I DON'T DATE married men," announced a lady of Miss Manners' acquaintance. "I don't have any problem with that. My question is: What about men who are living with someone? When a man like that asks me out, is it wrong to accept?"

Miss Manners was not sure she wanted to get involved. Strictly speaking, Miss Manners is not in the morals business. At least, Miss Manners is not strict. Anyway, you know what she means. Miss Manners knows that it is quite possible to have charming manners and no morals, an unfortunate paradox that has the delightful side effect of keeping society supplied with excitement and conversation.

Therefore, Miss Manners had to decide whether dating another lady's gentleman friend is an etiquette problem comparable, say, to using the neighbor's lawn mower without asking. In pursuit of the answer, Miss. Manners asked the single lady how she made her decision in regard to married gentlemen.

Did she not date them because she felt there was no future in it for her? Or was it because she felt it created an ethical problem in regard to the wife? (Gentlemen are usually at pains to nullify the latter qualms on the grounds that their wives are so dreadful as to put them beyond ordinary humane consideration, but all this succeeds in establishing is the fact that they are no gentlemen.)

The single lady said that she was not tempted because she found married men who made advances to others unattractive. No doubt those who find immorality innately unattractive have an easier time of life than their weaker sisters or brothers, but Miss Manners did not accept this as a complete answer, and the lady admitted that the legal tie suggested an unpromising future for both the wife and for herself.

Aha! said Miss Manners. If we now eliminate the factor of marriage, going back to the original question with a social rather than a moral approach, we have isolated the problem as being: What now constitutes an attachment in which a third party is improperly intruding if invited by only one of the original pair?

Miss Manners suggested a practical look at the make-up of the society. Who is completely unattached, and therefore presents no problem to the single adult interested in a new attachment?

(1) Teen-agers. This is, of course, why teen-agers have trouble-free love-lives among themselves. However, there are legal difficulties for adults who get involved with teen-agers, quite aside from the depressing effect their idea of conversation has even on consenting adults.

(2) The recently bereft. Actually, teen-aged conversation about "trying to find out who I really am" is fascinating, compared to the conversation of those who have just terminated a life relationship. It is the duty of relatives and close friends of the recently divorced or broken-up to listen to them so that no one else has to, until they are ready to talk normally again.

(3) In the social field, those left are the moderately attached, ranging from the regular company-keepers to the joint housekeepers. In the interests of perpetuating the society, Miss Manners has decided that those people are individually responsible for deciding whether or not their attachment is an exclusive one. Others, such as the lady who questioned Miss Manners, are free to take them or leave them.


Q: A friend of mine always corrects me when I say the word "drapes." She says that is vulgar, and that the right word is "draperies." Which of us is correct?

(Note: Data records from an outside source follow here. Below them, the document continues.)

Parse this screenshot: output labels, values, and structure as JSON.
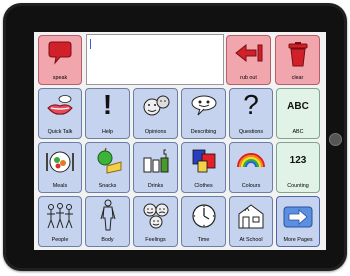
{
  "toolbar": {
    "speak": "speak",
    "rub_out": "rub out",
    "clear": "clear"
  },
  "grid": {
    "quick_talk": "Quick Talk",
    "help": "Help",
    "opinions": "Opinions",
    "describing": "Describing",
    "questions": "Questions",
    "abc": "ABC",
    "meals": "Meals",
    "snacks": "Snacks",
    "drinks": "Drinks",
    "clothes": "Clothes",
    "colours": "Colours",
    "counting": "Counting",
    "people": "People",
    "body": "Body",
    "feelings": "Feelings",
    "time": "Time",
    "at_school": "At School",
    "more_pages": "More Pages"
  },
  "symbols": {
    "help_glyph": "!",
    "questions_glyph": "?",
    "abc_glyph": "ABC",
    "counting_glyph": "123"
  },
  "colors": {
    "category_cell": "#c6d3ee",
    "red_cell": "#f1a6ae",
    "green_cell": "#e1f3e6",
    "text_caret": "#3a5bd8"
  }
}
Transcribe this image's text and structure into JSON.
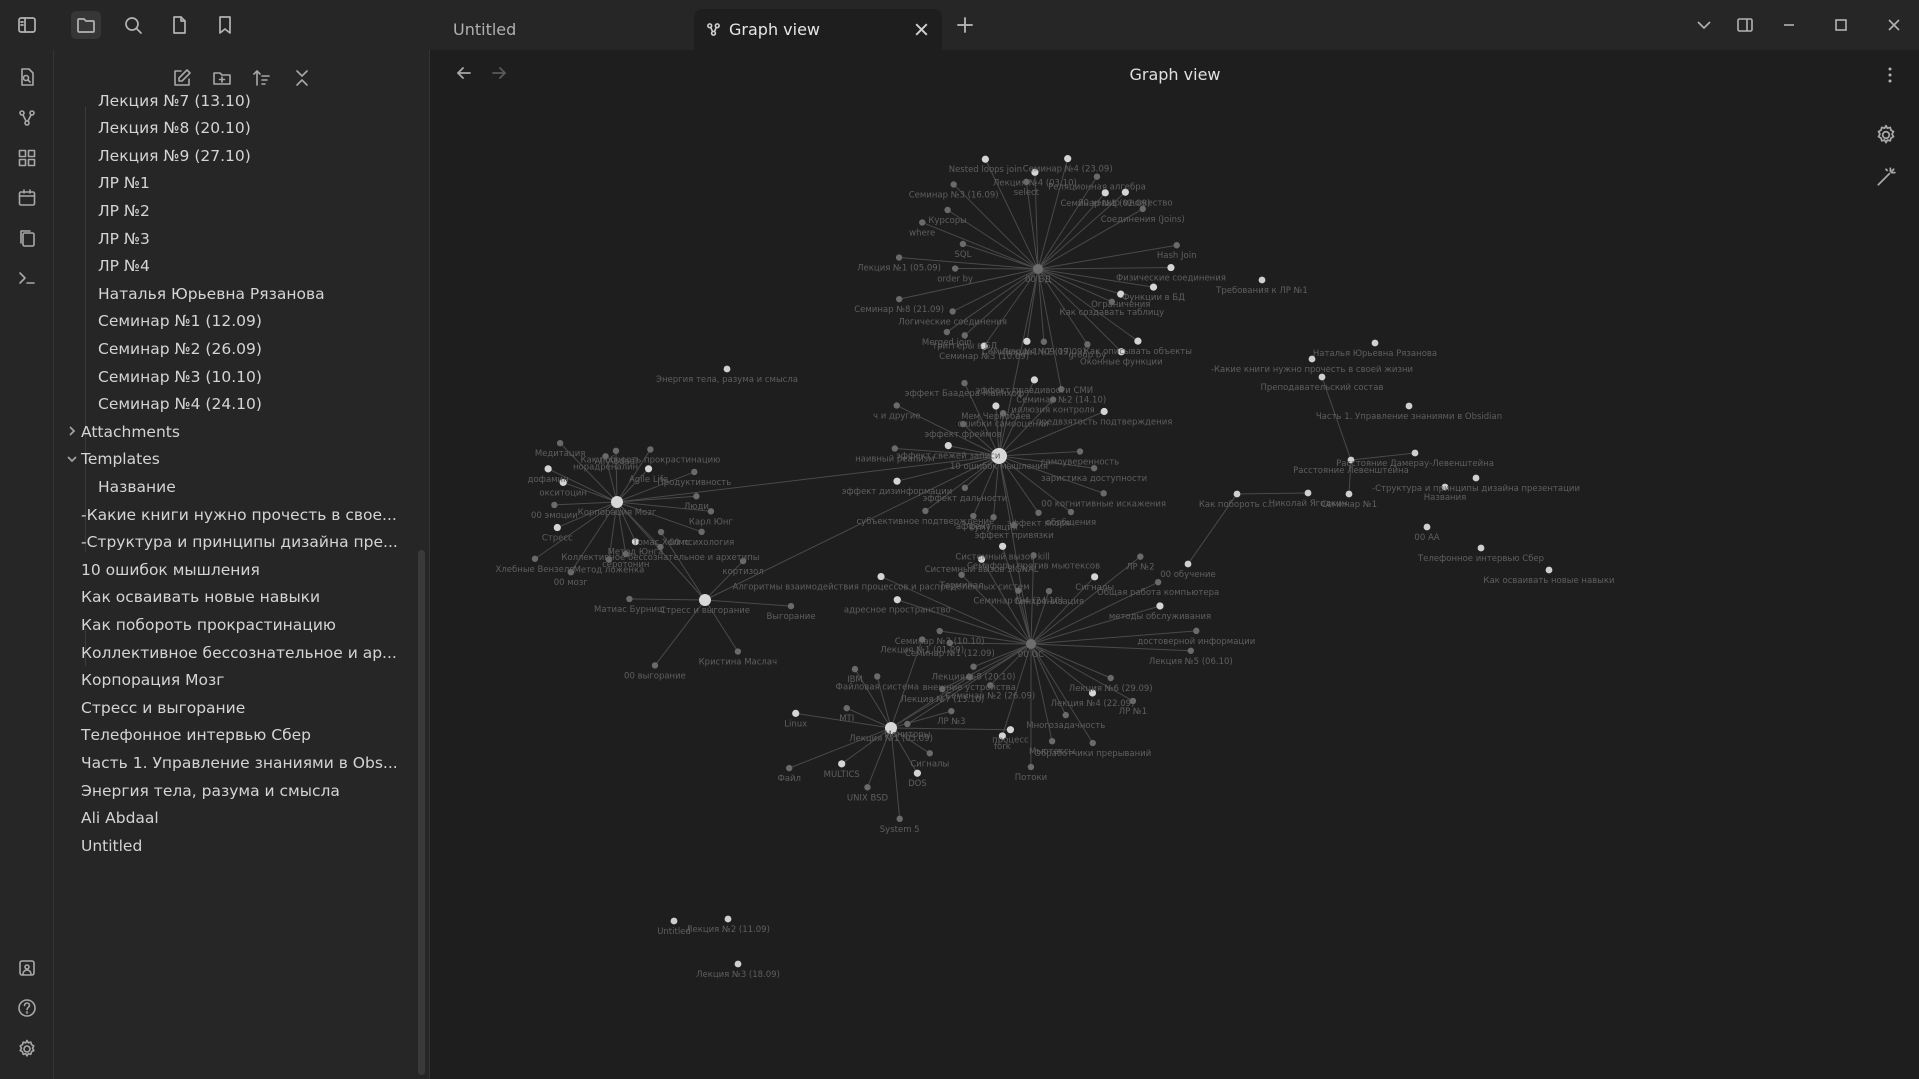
{
  "tabs": {
    "inactive_label": "Untitled",
    "active_label": "Graph view"
  },
  "view": {
    "title": "Graph view"
  },
  "explorer": {
    "items": [
      {
        "label": "Лекция №7 (13.10)",
        "level": 2
      },
      {
        "label": "Лекция №8 (20.10)",
        "level": 2
      },
      {
        "label": "Лекция №9 (27.10)",
        "level": 2
      },
      {
        "label": "ЛР №1",
        "level": 2
      },
      {
        "label": "ЛР №2",
        "level": 2
      },
      {
        "label": "ЛР №3",
        "level": 2
      },
      {
        "label": "ЛР №4",
        "level": 2
      },
      {
        "label": "Наталья Юрьевна Рязанова",
        "level": 2
      },
      {
        "label": "Семинар №1 (12.09)",
        "level": 2
      },
      {
        "label": "Семинар №2 (26.09)",
        "level": 2
      },
      {
        "label": "Семинар №3 (10.10)",
        "level": 2
      },
      {
        "label": "Семинар №4 (24.10)",
        "level": 2
      },
      {
        "label": "Attachments",
        "level": 1,
        "folder": "collapsed"
      },
      {
        "label": "Templates",
        "level": 1,
        "folder": "expanded"
      },
      {
        "label": "Название",
        "level": 2
      },
      {
        "label": "-Какие книги нужно прочесть в свое...",
        "level": 1
      },
      {
        "label": "-Структура и принципы дизайна пре...",
        "level": 1
      },
      {
        "label": "10 ошибок мышления",
        "level": 1
      },
      {
        "label": "Как осваивать новые навыки",
        "level": 1
      },
      {
        "label": "Как побороть прокрастинацию",
        "level": 1
      },
      {
        "label": "Коллективное бессознательное и ар...",
        "level": 1
      },
      {
        "label": "Корпорация Мозг",
        "level": 1
      },
      {
        "label": "Стресс и выгорание",
        "level": 1
      },
      {
        "label": "Телефонное интервью Сбер",
        "level": 1
      },
      {
        "label": "Часть 1. Управление знаниями в Obs...",
        "level": 1
      },
      {
        "label": "Энергия тела, разума и смысла",
        "level": 1
      },
      {
        "label": "Ali Abdaal",
        "level": 1
      },
      {
        "label": "Untitled",
        "level": 1
      }
    ]
  },
  "graph": {
    "clusters": [
      {
        "hub": "00 БД",
        "labels": [
          "Функции в БД",
          "Ограничения",
          "Как создавать таблицу",
          "Как описывать объекты",
          "Оконные функции",
          "group by",
          "Семинар №2 (14.10)",
          "Лекция №2 (17.09)",
          "Семинар №1 (09.09)",
          "Семинар №3 (10.09)",
          "триггеры в БД",
          "Merged join",
          "Логические соединения",
          "Семинар №8 (21.09)",
          "order by",
          "Лекция №1 (05.09)",
          "SQL",
          "where",
          "Курсоры",
          "Семинар №3 (16.09)",
          "Nested loops join",
          "select",
          "Лекция №4 (03.10)",
          "Семинар №4 (23.09)",
          "Реляционная алгебра",
          "Семинар №1 (02.09)",
          "00 хэшир множество",
          "Соединения (Joins)",
          "Hash Join",
          "Физические соединения"
        ]
      },
      {
        "hub": "10 ошибок мышления",
        "labels": [
          "заристика доступности",
          "00 когнитивные искажения",
          "обобщения",
          "эффект якоря",
          "эффект привязки",
          "кумуляция",
          "аффект",
          "эффект дальности",
          "субъективное подтверждение",
          "эффект дизинформации",
          "наивный реализм",
          "эффект свежей записи",
          "ч и другие",
          "эффект фреймов",
          "эффект Баадера-Майнхоф",
          "Мем Чернобаев",
          "ошибки самооценки",
          "эффект правдивости СМИ",
          "иллюзия контроля",
          "предвзятость подтверждения",
          "самоуверенность"
        ]
      },
      {
        "hub": "Корпорация Мозг",
        "labels": [
          "Карл Юнг",
          "00 психология",
          "Коллективное бессознательное и архетипы",
          "Метод Юнга",
          "серотонин",
          "Метод ложенка",
          "00 мозг",
          "Хлебные Вензеля",
          "Стресс",
          "00 эмоции",
          "окситоцин",
          "дофамин",
          "Медитация",
          "норадреналин",
          "Ali Abdaal",
          "Как побороть прокрастинацию",
          "Agile Life",
          "Продуктивность",
          "Люди"
        ]
      },
      {
        "hub": "Стресс и выгорание",
        "labels": [
          "Выгорание",
          "Кристина Маслач",
          "00 выгорание",
          "Матиас Бурниш",
          "Томас Холмс",
          "кортизол"
        ]
      },
      {
        "hub": "00 ОС",
        "labels": [
          "Лекция №5 (06.10)",
          "Лекция №6 (29.09)",
          "ЛР №1",
          "Лекция №4 (22.09)",
          "Обработчики прерываний",
          "Многозадачность",
          "Мьютексы",
          "Потоки",
          "fork",
          "Семинар №2 (26.09)",
          "Мониторы",
          "Лекция №7 (13.10)",
          "Лекция №8 (20.10)",
          "Семинар №1 (12.09)",
          "Семинар №3 (10.10)",
          "адресное пространство",
          "Алгоритмы взаимодействия процессов и распределенных систем",
          "Терминал",
          "Системный вызов SIGNAL",
          "Системный вызов kill",
          "Семинар №4 (24.10)",
          "Семафоры против мьютексов",
          "Синхронизация",
          "Сигналы",
          "ЛР №2",
          "Общая работа компьютера",
          "методы обслуживания",
          "достоверной информации"
        ]
      },
      {
        "hub": "Лекция №1 (05.09)",
        "labels": [
          "процесс",
          "Сигналы",
          "DOS",
          "System 5",
          "UNIX BSD",
          "MULTICS",
          "Файл",
          "Linux",
          "MTI",
          "IBM",
          "Файловая система",
          "Лекция №1 (01.09)",
          "внешние устройства",
          "ЛР №3"
        ]
      }
    ],
    "isolated": [
      "Энергия тела, разума и смысла",
      "Требования к ЛР №1",
      "-Какие книги нужно прочесть в своей жизни",
      "Наталья Юрьевна Рязанова",
      "Преподавательский состав",
      "Часть 1. Управление знаниями в Obsidian",
      "Расстояние Дамерау-Левенштейна",
      "Расстояние Левенштейна",
      "Семинар №1",
      "Названия",
      "-Структура и принципы дизайна презентации",
      "00 АА",
      "Телефонное интервью Сбер",
      "Как побороть с...",
      "Николай Ягодкин",
      "00 обучение",
      "Как осваивать новые навыки",
      "Untitled",
      "Лекция №2 (11.09)",
      "Лекция №3 (18.09)"
    ]
  }
}
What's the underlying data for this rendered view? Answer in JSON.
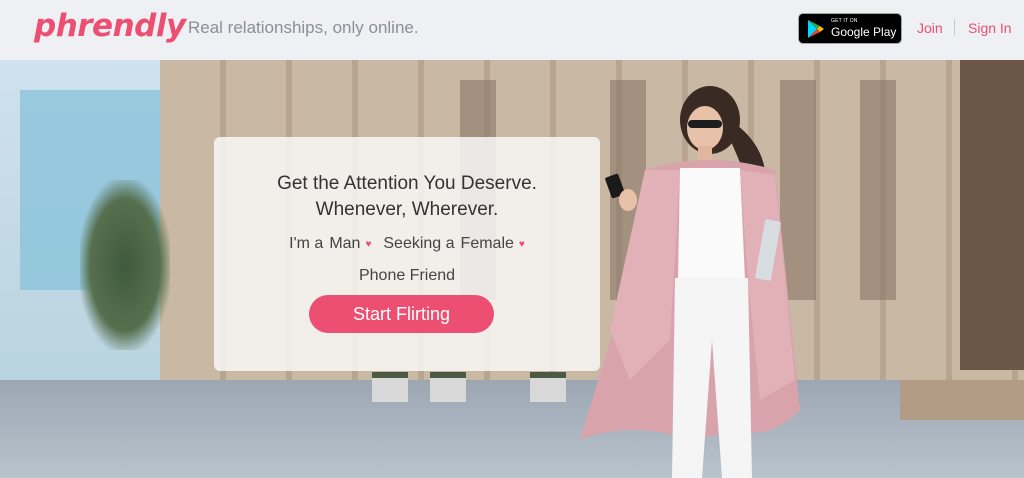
{
  "header": {
    "logo": "phrendly",
    "tagline": "Real relationships, only online.",
    "google_play": {
      "small": "GET IT ON",
      "big": "Google Play"
    },
    "join_label": "Join",
    "signin_label": "Sign In"
  },
  "hero": {
    "headline_line1": "Get the Attention You Deserve.",
    "headline_line2": "Whenever, Wherever.",
    "gender_prefix": "I'm a",
    "gender_value": "Man",
    "seeking_prefix": "Seeking a",
    "seeking_value": "Female",
    "relationship_value": "Phone Friend",
    "cta_label": "Start Flirting"
  },
  "colors": {
    "brand": "#ec4f72",
    "header_bg": "#eef0f3",
    "tagline": "#8a8f99"
  }
}
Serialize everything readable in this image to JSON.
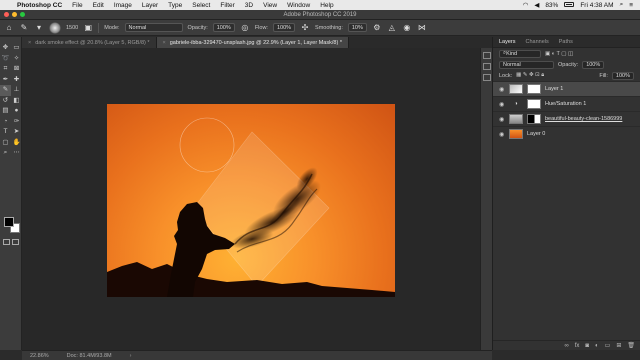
{
  "menubar": {
    "apple": "",
    "app": "Photoshop CC",
    "items": [
      "File",
      "Edit",
      "Image",
      "Layer",
      "Type",
      "Select",
      "Filter",
      "3D",
      "View",
      "Window",
      "Help"
    ],
    "battery": "83%",
    "clock": "Fri 4:38 AM"
  },
  "window": {
    "title": "Adobe Photoshop CC 2019"
  },
  "options": {
    "brush_size": "1500",
    "mode_label": "Mode:",
    "mode_value": "Normal",
    "opacity_label": "Opacity:",
    "opacity_value": "100%",
    "flow_label": "Flow:",
    "flow_value": "100%",
    "smoothing_label": "Smoothing:",
    "smoothing_value": "10%"
  },
  "tabs": [
    {
      "label": "dark smoke effect @ 20.8% (Layer 5, RGB/8) *"
    },
    {
      "label": "gabriele-ibba-329470-unsplash.jpg @ 22.9% (Layer 1, Layer Mask/8) *"
    }
  ],
  "panels": {
    "tabs": [
      "Layers",
      "Channels",
      "Paths"
    ],
    "kind": "Kind",
    "blend": "Normal",
    "opacity_label": "Opacity:",
    "opacity_value": "100%",
    "lock_label": "Lock:",
    "fill_label": "Fill:",
    "fill_value": "100%",
    "layers": [
      {
        "name": "Layer 1"
      },
      {
        "name": "Hue/Saturation 1"
      },
      {
        "name": "beautiful-beauty-clean-1586999"
      },
      {
        "name": "Layer 0"
      }
    ]
  },
  "status": {
    "zoom": "22.86%",
    "doc": "Doc: 81.4M/93.8M"
  },
  "colors": {
    "foreground": "#000000",
    "background": "#ffffff",
    "accent": "#31a8ff"
  }
}
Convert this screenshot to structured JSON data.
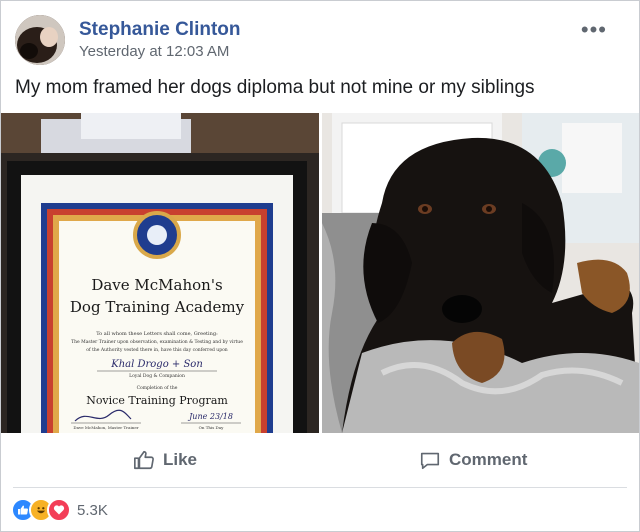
{
  "post": {
    "author": "Stephanie Clinton",
    "timestamp": "Yesterday at 12:03 AM",
    "more_icon": "more-dots-icon",
    "text": "My mom framed her dogs diploma but not mine or my siblings"
  },
  "diploma": {
    "line1": "Dave McMahon's",
    "line2": "Dog Training Academy",
    "small1": "To all whom these Letters shall come, Greeting:",
    "small2": "The Master Trainer upon observation, examination & Testing and by virtue",
    "small3": "of the Authority vested there in, have this day conferred upon",
    "signed_name": "Khal Drogo + Son",
    "loyal": "Loyal Dog & Companion",
    "completion": "Completion of the",
    "program": "Novice Training Program",
    "date": "June 23/18",
    "sig_label_left": "Dave McMahon, Master Trainer",
    "sig_label_right": "On This Day"
  },
  "actions": {
    "like_label": "Like",
    "comment_label": "Comment"
  },
  "reactions": {
    "icons": [
      "like-icon",
      "haha-icon",
      "love-icon"
    ],
    "count": "5.3K"
  },
  "colors": {
    "name": "#365899",
    "meta": "#606770",
    "like_blue": "#2d88ff",
    "haha": "#f7b125",
    "love": "#f33e58"
  }
}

A: You are both hopeless. The word for material that hangs on the sides of windows is "curtains."

Q: What are the proper gifts for different anniversaries? I mean like the paper anniversary, wood, silver and so on. I've seen various lists, but they often disagree.

A: A couple married for 25 years (to each other) may celebrate a silver anniversary and give or be given silver presents. At 50 years, they may celebrate a golden anniversary. A woman who has occupied the same throne for 60 years may celebrate a diamond jubilee and sell souvenirs, such as china plates with her profile painted on them. Miss Manners regards any such designations for lesser milestones as being silly. If you wish to accept the dictums (or dicta) of various self-serving industries and believe that the 18-month anniversary means new back tires for the car while rotating the others, go right ahead.

Q: When the elevator stops at your floor but you don't know whether it's going up or down, do you ask the people inside which direction it is going by saying the one you want, or the one you assume? Let me try again: Do you say "Up" if you want to go up, or if the elevator seems to be going up, even if you want to go down? You only get a second to ask the question, of course, because the doors shut right away, but I've had it happen that I say "Down" and the people inside say "No, up," and close the doors when I really want to go up; and I've also had it happen the other way around.

A: You should pronounce the direction that is your goal. In a confusing world, we must all be able to state our own intentions, without taking on unbidden tasks such as second-guessing mechanical contrivances about their wayward intentions.

Q: A friend of mine likes to go jogging with me, but he can't keep up with me. Do I have to slow down to his pace?

A: Either that, or tell him before you start where you intend to finish and then go at your own pace, meeting him there. That hardly qualifies as going jogging with someone, but see if you can pass it off on him for that. If there are vegetable-juice toddies at the end of the journey, it might work.